Instructions to follow: Copy out each line of the entries below in which the string "where" appears.

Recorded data
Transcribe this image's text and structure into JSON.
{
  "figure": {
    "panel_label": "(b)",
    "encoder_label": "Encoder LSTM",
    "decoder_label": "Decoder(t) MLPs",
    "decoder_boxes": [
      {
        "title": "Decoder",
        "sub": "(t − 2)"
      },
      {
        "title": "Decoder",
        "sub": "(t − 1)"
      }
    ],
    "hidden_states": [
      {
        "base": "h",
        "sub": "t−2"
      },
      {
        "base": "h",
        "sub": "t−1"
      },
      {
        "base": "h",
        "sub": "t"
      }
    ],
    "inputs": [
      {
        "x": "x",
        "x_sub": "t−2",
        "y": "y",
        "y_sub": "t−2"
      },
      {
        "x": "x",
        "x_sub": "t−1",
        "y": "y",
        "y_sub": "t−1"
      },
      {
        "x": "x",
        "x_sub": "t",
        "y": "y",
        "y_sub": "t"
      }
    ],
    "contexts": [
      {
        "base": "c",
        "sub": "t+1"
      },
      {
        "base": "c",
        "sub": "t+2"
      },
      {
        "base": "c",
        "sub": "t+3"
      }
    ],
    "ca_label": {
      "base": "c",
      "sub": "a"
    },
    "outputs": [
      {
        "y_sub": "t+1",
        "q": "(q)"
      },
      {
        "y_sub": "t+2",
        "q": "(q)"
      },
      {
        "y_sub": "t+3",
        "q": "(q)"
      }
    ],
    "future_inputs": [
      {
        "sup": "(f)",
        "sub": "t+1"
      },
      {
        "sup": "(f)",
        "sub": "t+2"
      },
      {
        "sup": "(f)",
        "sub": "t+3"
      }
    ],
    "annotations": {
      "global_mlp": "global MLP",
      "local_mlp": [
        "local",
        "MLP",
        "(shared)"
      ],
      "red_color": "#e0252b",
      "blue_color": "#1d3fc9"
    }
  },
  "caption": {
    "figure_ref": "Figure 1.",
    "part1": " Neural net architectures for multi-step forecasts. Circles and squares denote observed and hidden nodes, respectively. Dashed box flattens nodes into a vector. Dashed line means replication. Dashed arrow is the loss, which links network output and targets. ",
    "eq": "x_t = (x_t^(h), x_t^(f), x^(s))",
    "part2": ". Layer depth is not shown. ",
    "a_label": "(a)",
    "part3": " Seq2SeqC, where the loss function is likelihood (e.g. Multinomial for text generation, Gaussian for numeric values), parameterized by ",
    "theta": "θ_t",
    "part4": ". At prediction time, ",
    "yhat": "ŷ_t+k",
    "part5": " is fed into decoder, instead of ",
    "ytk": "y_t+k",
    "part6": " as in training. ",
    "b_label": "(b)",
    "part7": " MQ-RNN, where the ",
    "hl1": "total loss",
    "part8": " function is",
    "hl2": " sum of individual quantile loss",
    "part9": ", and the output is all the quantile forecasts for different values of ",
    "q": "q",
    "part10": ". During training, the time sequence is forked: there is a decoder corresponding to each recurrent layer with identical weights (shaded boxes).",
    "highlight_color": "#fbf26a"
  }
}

Task answer:
    "part3": " Seq2SeqC, where the loss function is likelihood (e.g. Multinomial for text generation, Gaussian for numeric values), parameterized by ",
    "part7": " MQ-RNN, where the ",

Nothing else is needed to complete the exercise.